No provisions to exclude decommissioning costs from “cost oil” – consultant
Oil and gas consultant, Charles Ramson Jr has pointed out a glaring oversight on the part of the Guyana Government, when it renegotiated an agreement with oil company ExxonMobil back in 2016. According to Ramson, it is an oversight he contends can contribute to costing Guyana massive amounts of potential revenue.
According to the consultant and former parliamentarian, the agreement is void of any position on decommissioning an oil well once the oil and gas is extracted. This, he noted, means Guyana will lose out because oil company can claim these expenses as part of its “cost oil” cut.
ExxonMobil is expected to use revenue from its production in order to make back its capital investment. This will be categorised as “cost oil”. Whatever remains of this is the ‘profit oil’ Guyana will have to split between the oil company and its associates.
Ramson related that back in 1999, when the original agreement was entered into before any commercial quantities of oil was discovered, the importance of decommissioning was not recognised as a priority.
“The focus was on exploration and production and how to get more revenue which is very similar to the Guyana situation at the moment. Globally, that has now changed significantly especially for mature basins.”
He added that decommissioning involves the safe plugging and abandonment of the hole drilled in the earth’s surface from which oil and gas is extracted and the safe disposal of the equipment used in production.
In offshore production, such as where Guyana’s well is located, the costs can range in the region of a few million dollars to over US$500 million per oil and gas reservoir for which plugging, and abandonment is one of the highest cost factors – representing about 60 per cent of the total decommissioning cost.
The attorney referenced a United Kingdom (UK) oil and gas authority report published in 2017. According to Ramson, the decommissioning costs in the UK continental shelf are estimated to be approximately US$80 billion, exceeding net tax revenues.
“Given that production from the Stabroek Block is expected to be from an FPSO (Floating Production Storage and Offloading Unit, which is a ship modified for production and processing of hydrocarbons, and for the storage of oil), the decommissioning costs will be relatively less but still very large when considering that the first development phase of Liza development will see 17 wells and the second phase will see another 35-40 wells,” Ramson added.
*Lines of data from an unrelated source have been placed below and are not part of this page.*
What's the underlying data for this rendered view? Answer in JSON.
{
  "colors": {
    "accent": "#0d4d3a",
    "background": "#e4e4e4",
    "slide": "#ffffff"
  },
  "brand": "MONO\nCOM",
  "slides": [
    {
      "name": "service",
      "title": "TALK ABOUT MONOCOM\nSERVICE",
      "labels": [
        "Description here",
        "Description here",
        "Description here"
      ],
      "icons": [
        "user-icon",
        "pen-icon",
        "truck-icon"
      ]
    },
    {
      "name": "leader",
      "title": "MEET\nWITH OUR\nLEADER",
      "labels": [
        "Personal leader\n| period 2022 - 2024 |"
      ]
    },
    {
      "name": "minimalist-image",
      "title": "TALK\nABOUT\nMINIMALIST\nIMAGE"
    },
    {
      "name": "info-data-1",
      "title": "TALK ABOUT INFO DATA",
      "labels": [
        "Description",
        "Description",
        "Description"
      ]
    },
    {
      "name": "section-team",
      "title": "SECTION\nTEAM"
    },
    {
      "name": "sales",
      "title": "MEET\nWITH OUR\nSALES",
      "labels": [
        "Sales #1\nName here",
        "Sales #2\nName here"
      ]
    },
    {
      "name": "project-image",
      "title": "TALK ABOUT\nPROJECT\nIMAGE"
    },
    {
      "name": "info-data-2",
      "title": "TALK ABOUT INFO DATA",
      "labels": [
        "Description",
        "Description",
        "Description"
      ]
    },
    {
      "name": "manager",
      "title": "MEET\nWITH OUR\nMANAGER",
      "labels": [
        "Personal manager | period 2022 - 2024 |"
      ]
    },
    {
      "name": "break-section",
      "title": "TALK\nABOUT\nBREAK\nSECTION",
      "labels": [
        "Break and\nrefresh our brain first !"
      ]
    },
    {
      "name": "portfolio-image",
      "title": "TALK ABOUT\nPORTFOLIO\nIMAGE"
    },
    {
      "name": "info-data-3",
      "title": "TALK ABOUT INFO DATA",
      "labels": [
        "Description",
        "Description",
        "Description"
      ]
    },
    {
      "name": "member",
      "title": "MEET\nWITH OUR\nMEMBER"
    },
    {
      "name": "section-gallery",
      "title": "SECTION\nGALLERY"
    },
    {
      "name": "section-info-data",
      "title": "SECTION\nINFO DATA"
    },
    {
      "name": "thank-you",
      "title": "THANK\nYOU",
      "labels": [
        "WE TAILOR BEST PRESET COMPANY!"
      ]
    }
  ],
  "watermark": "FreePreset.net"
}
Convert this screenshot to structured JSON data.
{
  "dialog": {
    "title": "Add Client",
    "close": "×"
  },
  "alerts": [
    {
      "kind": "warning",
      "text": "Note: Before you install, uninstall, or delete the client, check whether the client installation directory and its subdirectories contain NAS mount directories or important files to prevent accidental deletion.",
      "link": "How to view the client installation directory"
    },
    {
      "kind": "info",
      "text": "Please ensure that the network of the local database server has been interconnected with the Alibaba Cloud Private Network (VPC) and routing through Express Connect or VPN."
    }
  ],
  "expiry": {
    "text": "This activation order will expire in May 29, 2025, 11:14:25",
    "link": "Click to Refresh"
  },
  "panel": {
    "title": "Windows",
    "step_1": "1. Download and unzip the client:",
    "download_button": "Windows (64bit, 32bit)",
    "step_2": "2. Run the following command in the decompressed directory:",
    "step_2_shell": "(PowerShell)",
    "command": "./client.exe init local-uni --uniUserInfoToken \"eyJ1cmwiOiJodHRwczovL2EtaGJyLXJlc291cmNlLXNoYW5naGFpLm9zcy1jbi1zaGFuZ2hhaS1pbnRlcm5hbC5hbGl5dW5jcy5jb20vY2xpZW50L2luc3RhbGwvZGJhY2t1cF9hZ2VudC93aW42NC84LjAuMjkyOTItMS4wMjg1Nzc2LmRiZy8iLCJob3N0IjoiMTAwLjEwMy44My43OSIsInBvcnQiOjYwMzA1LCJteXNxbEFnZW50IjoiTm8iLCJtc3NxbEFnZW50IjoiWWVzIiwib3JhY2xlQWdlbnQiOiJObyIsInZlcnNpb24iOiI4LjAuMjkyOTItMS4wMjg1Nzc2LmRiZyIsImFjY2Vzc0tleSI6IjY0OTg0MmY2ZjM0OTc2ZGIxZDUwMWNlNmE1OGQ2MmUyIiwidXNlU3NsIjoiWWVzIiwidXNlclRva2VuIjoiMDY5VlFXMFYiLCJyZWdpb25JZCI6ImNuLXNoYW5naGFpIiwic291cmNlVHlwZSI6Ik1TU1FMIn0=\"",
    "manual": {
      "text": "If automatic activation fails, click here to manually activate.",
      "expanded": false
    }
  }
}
He said the decommissioning costs for the Liza production alone will be in the hundreds of millions of US dollars at minimum, adding that the cost can then run into billions if the other discoveries like Turbot and Ranger come on-stream. The absence of the decommissioning term in the contract, he said, will mean ExxonMobil can write off any decommissioning costs as expenses and that will lessen significantly future revenue for Guyana or ExxonMobil will seek partial funding from the Guyana Government to offset that cost, as is being done in the UK.
Ramson also alluded to Guyana missing out on a chance to have a stake in the venture, as a partner with Exxon. He noted that because of this, the country had lost revenue, not to mention a chance to be recognised at an international level.
In a report it did last year on the oil sector, the International Monetary Fund (IMF) had urged Guyana’s Government to start auditing all exploration and development costs being racked up by ExxonMobil as soon as possible.
When he presented the 2018 Budget last year, Finance Minister Winston Jordan had spoken of the impending establishment of an oil and gas unit in the Guyana Revenue Authority (GRA). According to the IMF, the establishment of this unit should become a priority of the Government.
The Stabroek Block is 6.6 million acres. Esso Exploration and Production Guyana Limited is the operator and hold a 45 per cent interest in the Stabroek Block. Hess Guyana Exploration Ltd holds a 30 per cent interest, and CNOOC Nexen Petroleum Guyana Limited holds a 25 per cent interest.